*** EXERCISE DATA Section Begins ***

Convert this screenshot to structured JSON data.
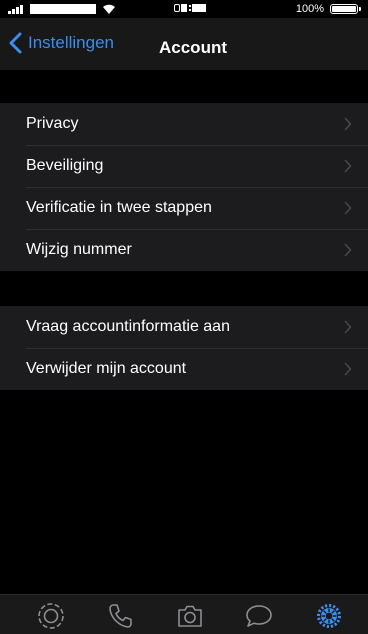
{
  "status_bar": {
    "battery_text": "100%"
  },
  "nav": {
    "back_label": "Instellingen",
    "title": "Account"
  },
  "groups": [
    {
      "items": [
        {
          "label": "Privacy"
        },
        {
          "label": "Beveiliging"
        },
        {
          "label": "Verificatie in twee stappen"
        },
        {
          "label": "Wijzig nummer"
        }
      ]
    },
    {
      "items": [
        {
          "label": "Vraag accountinformatie aan"
        },
        {
          "label": "Verwijder mijn account"
        }
      ]
    }
  ],
  "tab_bar": {
    "tabs": [
      {
        "icon": "status-icon",
        "active": false
      },
      {
        "icon": "phone-icon",
        "active": false
      },
      {
        "icon": "camera-icon",
        "active": false
      },
      {
        "icon": "chat-icon",
        "active": false
      },
      {
        "icon": "settings-gear-icon",
        "active": true
      }
    ]
  },
  "colors": {
    "accent": "#3b8df0",
    "background": "#000000",
    "cell_background": "#1c1c1e",
    "nav_background": "#181818",
    "inactive_icon": "#8e8e93"
  }
}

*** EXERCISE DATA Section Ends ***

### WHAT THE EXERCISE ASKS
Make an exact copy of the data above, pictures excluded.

### RESULT OF THE TASK
Convert this screenshot to structured JSON data.
{
  "status_bar": {
    "battery_text": "100%"
  },
  "nav": {
    "back_label": "Instellingen",
    "title": "Account"
  },
  "groups": [
    {
      "items": [
        {
          "label": "Privacy"
        },
        {
          "label": "Beveiliging"
        },
        {
          "label": "Verificatie in twee stappen"
        },
        {
          "label": "Wijzig nummer"
        }
      ]
    },
    {
      "items": [
        {
          "label": "Vraag accountinformatie aan"
        },
        {
          "label": "Verwijder mijn account"
        }
      ]
    }
  ],
  "tab_bar": {
    "tabs": [
      {
        "icon": "status-icon",
        "active": false
      },
      {
        "icon": "phone-icon",
        "active": false
      },
      {
        "icon": "camera-icon",
        "active": false
      },
      {
        "icon": "chat-icon",
        "active": false
      },
      {
        "icon": "settings-gear-icon",
        "active": true
      }
    ]
  },
  "colors": {
    "accent": "#3b8df0",
    "background": "#000000",
    "cell_background": "#1c1c1e",
    "nav_background": "#181818",
    "inactive_icon": "#8e8e93"
  }
}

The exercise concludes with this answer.